By Devon Dick
On Tuesday, the Government announced a 12 per cent increase in the minimum wage, moving it from $5,000 to $5,600, effective January 6, 2014. Simultaneously, the Government committed itself to helping with short-term relief measures for persons who are at the lower end of the economic scale. These measures are needed and justified.
The last increase of the minimum wage was in September 2012 when it was moved to $5,000. At that time, according to a Gleaner report, South West St Catherine MP Everald Warmington said the minimum wage should be no less than $12,000 per week. He said the 10 per cent increase to security guards and 11 per cent to other minimum wage earners was "ridiculous, impractical and unworkable". However, the usual government line is that a reasonable percentage increase would lead to job losses.
These announcements are like a stuck record with governments being cautious and opposition parties being on the side of persons who are poor. It must be admitted that every announcement of a minimum wage seems to make life more difficult for the persons in the poor groupings. If the premise of a minimum wage is that the wage is established at the basic minimum on which a wage earner's family can exist, then things have been getting worse since the inauguration of the minimum wage in the 1970s. Take, for example, this bold move to increase minimum wage by double digits. This increase of 12 per cent over the last increase in September 2012 does not adequately factor devaluation of that time to January 2014, which will be around 15 per cent. It means that the worker will have a weaker purchasing power, come the January increase. A weaker purchasing power by so many Jamaicans will adversely affect our rate of economic growth, and goods and services offered by businesses will not be bought.

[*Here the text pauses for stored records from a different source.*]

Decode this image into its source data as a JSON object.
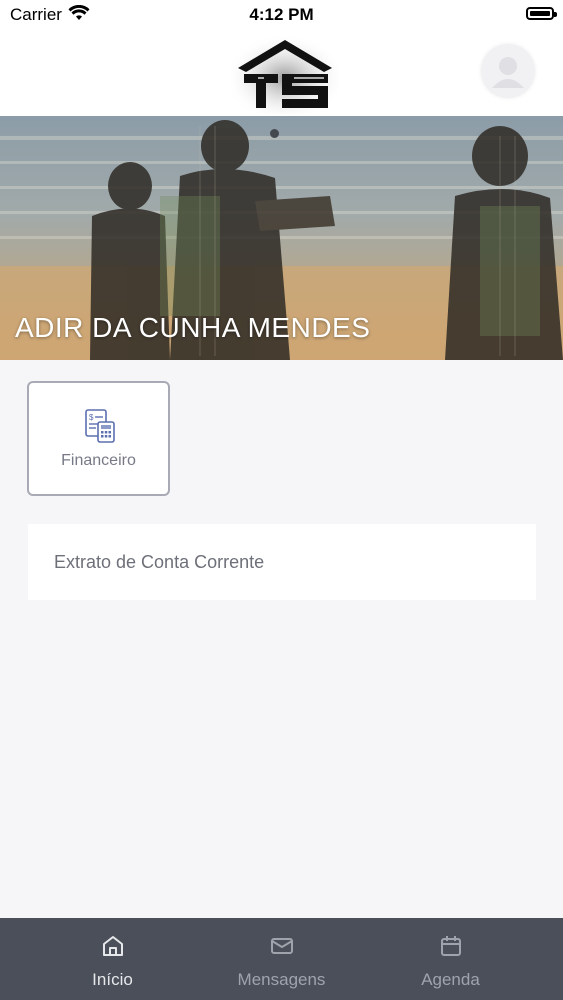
{
  "status_bar": {
    "carrier": "Carrier",
    "time": "4:12 PM"
  },
  "header": {
    "logo": "TS",
    "avatar_icon": "user-icon"
  },
  "banner": {
    "name": "ADIR DA CUNHA MENDES"
  },
  "tiles": [
    {
      "label": "Financeiro",
      "icon": "calculator-document-icon"
    }
  ],
  "list": [
    {
      "label": "Extrato de Conta Corrente"
    }
  ],
  "tabbar": {
    "items": [
      {
        "label": "Início",
        "icon": "home-icon",
        "active": true
      },
      {
        "label": "Mensagens",
        "icon": "mail-icon",
        "active": false
      },
      {
        "label": "Agenda",
        "icon": "calendar-icon",
        "active": false
      }
    ]
  },
  "colors": {
    "tabbar_bg": "#4a4f59",
    "tile_border": "#a8aab6",
    "icon_accent": "#5b6fb0"
  }
}
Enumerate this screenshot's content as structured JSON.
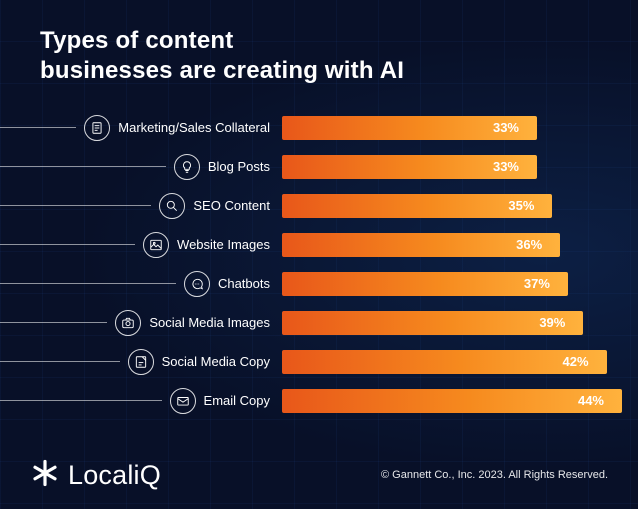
{
  "title_line1": "Types of content",
  "title_line2": "businesses are creating with AI",
  "brand": "LocaliQ",
  "copyright": "© Gannett Co., Inc. 2023. All Rights Reserved.",
  "chart_data": {
    "type": "bar",
    "title": "Types of content businesses are creating with AI",
    "xlabel": "",
    "ylabel": "",
    "ylim": [
      0,
      50
    ],
    "categories": [
      "Marketing/Sales Collateral",
      "Blog Posts",
      "SEO Content",
      "Website Images",
      "Chatbots",
      "Social Media Images",
      "Social Media Copy",
      "Email Copy"
    ],
    "values": [
      33,
      33,
      35,
      36,
      37,
      39,
      42,
      44
    ],
    "icons": [
      "document-icon",
      "lightbulb-icon",
      "search-icon",
      "image-icon",
      "chat-icon",
      "camera-icon",
      "note-icon",
      "mail-icon"
    ]
  }
}
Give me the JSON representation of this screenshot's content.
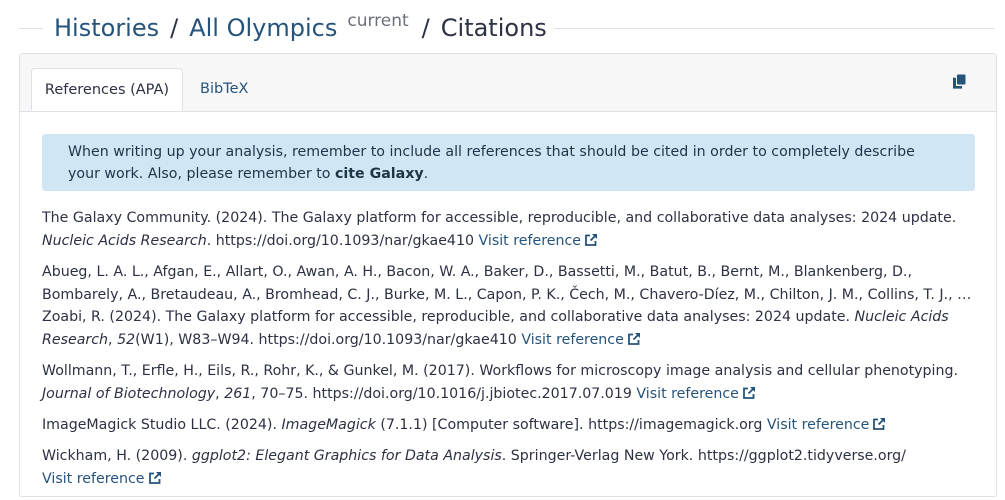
{
  "breadcrumb": {
    "histories": "Histories",
    "sep1": "/",
    "history_name": "All Olympics",
    "badge": "current",
    "sep2": "/",
    "current": "Citations"
  },
  "tabs": [
    {
      "label": "References (APA)",
      "active": true
    },
    {
      "label": "BibTeX",
      "active": false
    }
  ],
  "copy_icon": "copy-icon",
  "alert": {
    "text": "When writing up your analysis, remember to include all references that should be cited in order to completely describe your work. Also, please remember to ",
    "link": "cite Galaxy",
    "end": "."
  },
  "visit_label": "Visit reference",
  "references": [
    {
      "pre": "The Galaxy Community. (2024). The Galaxy platform for accessible, reproducible, and collaborative data analyses: 2024 update. ",
      "journal": "Nucleic Acids Research",
      "post": ". https://doi.org/10.1093/nar/gkae410 "
    },
    {
      "pre": "Abueg, L. A. L., Afgan, E., Allart, O., Awan, A. H., Bacon, W. A., Baker, D., Bassetti, M., Batut, B., Bernt, M., Blankenberg, D., Bombarely, A., Bretaudeau, A., Bromhead, C. J., Burke, M. L., Capon, P. K., Čech, M., Chavero-Díez, M., Chilton, J. M., Collins, T. J., … Zoabi, R. (2024). The Galaxy platform for accessible, reproducible, and collaborative data analyses: 2024 update. ",
      "journal": "Nucleic Acids Research",
      "mid": ", ",
      "volume": "52",
      "post": "(W1), W83–W94. https://doi.org/10.1093/nar/gkae410 "
    },
    {
      "pre": "Wollmann, T., Erfle, H., Eils, R., Rohr, K., & Gunkel, M. (2017). Workflows for microscopy image analysis and cellular phenotyping. ",
      "journal": "Journal of Biotechnology",
      "mid": ", ",
      "volume": "261",
      "post": ", 70–75. https://doi.org/10.1016/j.jbiotec.2017.07.019 "
    },
    {
      "pre": "ImageMagick Studio LLC. (2024). ",
      "journal": "ImageMagick",
      "post": " (7.1.1) [Computer software]. https://imagemagick.org "
    },
    {
      "pre": "Wickham, H. (2009). ",
      "journal": "ggplot2: Elegant Graphics for Data Analysis",
      "post": ". Springer-Verlag New York. https://ggplot2.tidyverse.org/ "
    }
  ],
  "colors": {
    "link": "#25537b",
    "alert_bg": "#d1e6f5",
    "border": "#dee2e6"
  }
}
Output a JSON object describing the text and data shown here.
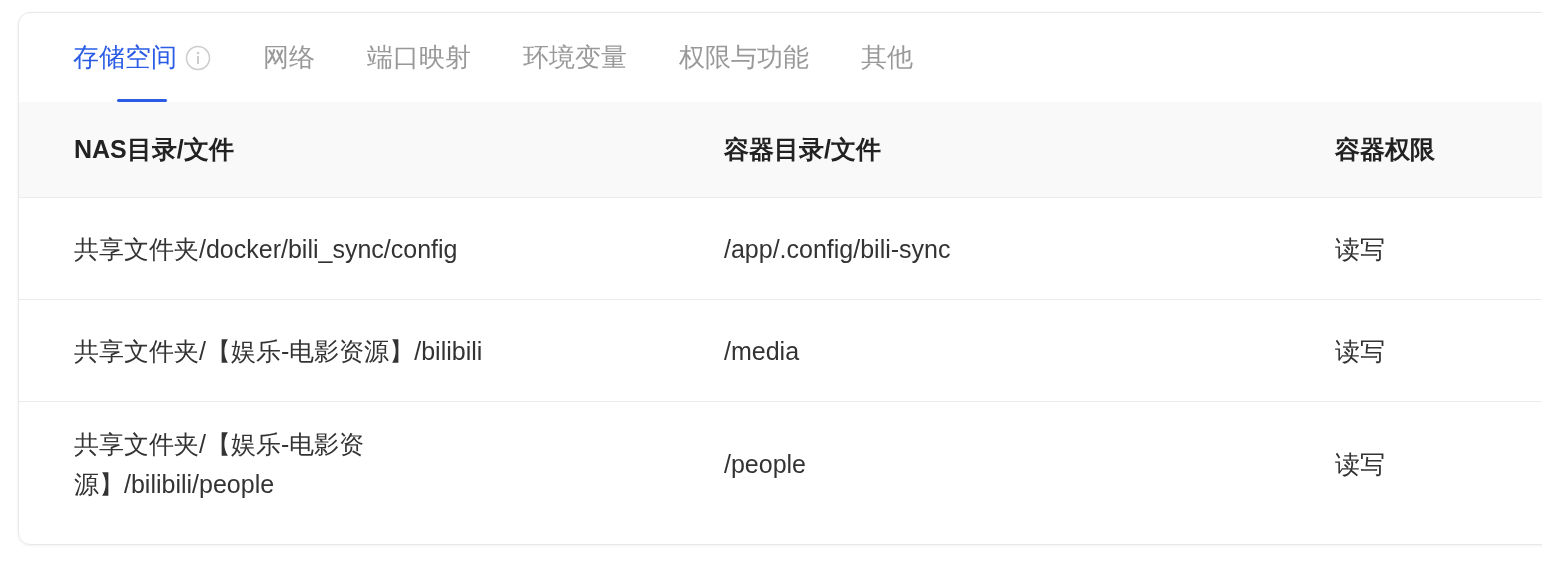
{
  "tabs": [
    {
      "label": "存储空间",
      "selected": true,
      "info": true
    },
    {
      "label": "网络",
      "selected": false
    },
    {
      "label": "端口映射",
      "selected": false
    },
    {
      "label": "环境变量",
      "selected": false
    },
    {
      "label": "权限与功能",
      "selected": false
    },
    {
      "label": "其他",
      "selected": false
    }
  ],
  "table": {
    "columns": [
      "NAS目录/文件",
      "容器目录/文件",
      "容器权限"
    ],
    "rows": [
      [
        "共享文件夹/docker/bili_sync/config",
        "/app/.config/bili-sync",
        "读写"
      ],
      [
        "共享文件夹/【娱乐-电影资源】/bilibili",
        "/media",
        "读写"
      ],
      [
        "共享文件夹/【娱乐-电影资源】/bilibili/people",
        "/people",
        "读写"
      ]
    ]
  }
}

WEAKENED PURCHASING POWER
This weakened purchasing power will also make it difficult for a family of five to make two ends meet if they are to survive on $5,600 a week. It is hard to manage on $800 a day to feed five mouths, pay bus fares, pay utility bills, pay rent, buy clothes, buy medication, etc. Anyone who can do that successfully is a prime candidate to be minister of finance for the country. This wage means that a person may have to find a second job, difficult though that may be, or turn to illegal and/or illicit activities such as drug dealing, prostitution, petty theft, etc., to supplement income. The other options could be to depend on handouts from relatives who send remittances, and from largesse of members of parliament when there are needs for large expenditure on funerals or surgeries.
There is still another source of support for persons who are poor, and that is the Church. The foundational roots of the early Church demonstrated that its members cared for widows, orphans, etc. Furthermore, in my book on the Jamaican Church in nation building I outlined the yeoman work the Church did from 1865 to 1999 in helping the vulnerable in our society.
Pope Francis, Time Magazine's Man of the Year, reshaped the Vatican and refocused on persons in greatest need. When he was archbishop of Buenos Aires, he was known to eat bread with the homeless, sit with them on the street as part of his aim to share the plight of the poor and let them know someone cared. He was a street pastor.
We need to support the Salvation Army and other such groups which work to alleviate suffering among the less fortunate. Churches need to continue hosting health fairs and clinics. Flea markets are another opportunity to minister in the name of Jesus. We need to give gifts to persons who cannot return the favour.
Rev Devon Dick is pastor of the Boulevard Baptist Church in St Andrew. He is author of 'The Cross and the Machete', and 'Rebellion to Riot'. Send feedback to columns@ gleanerjm.com.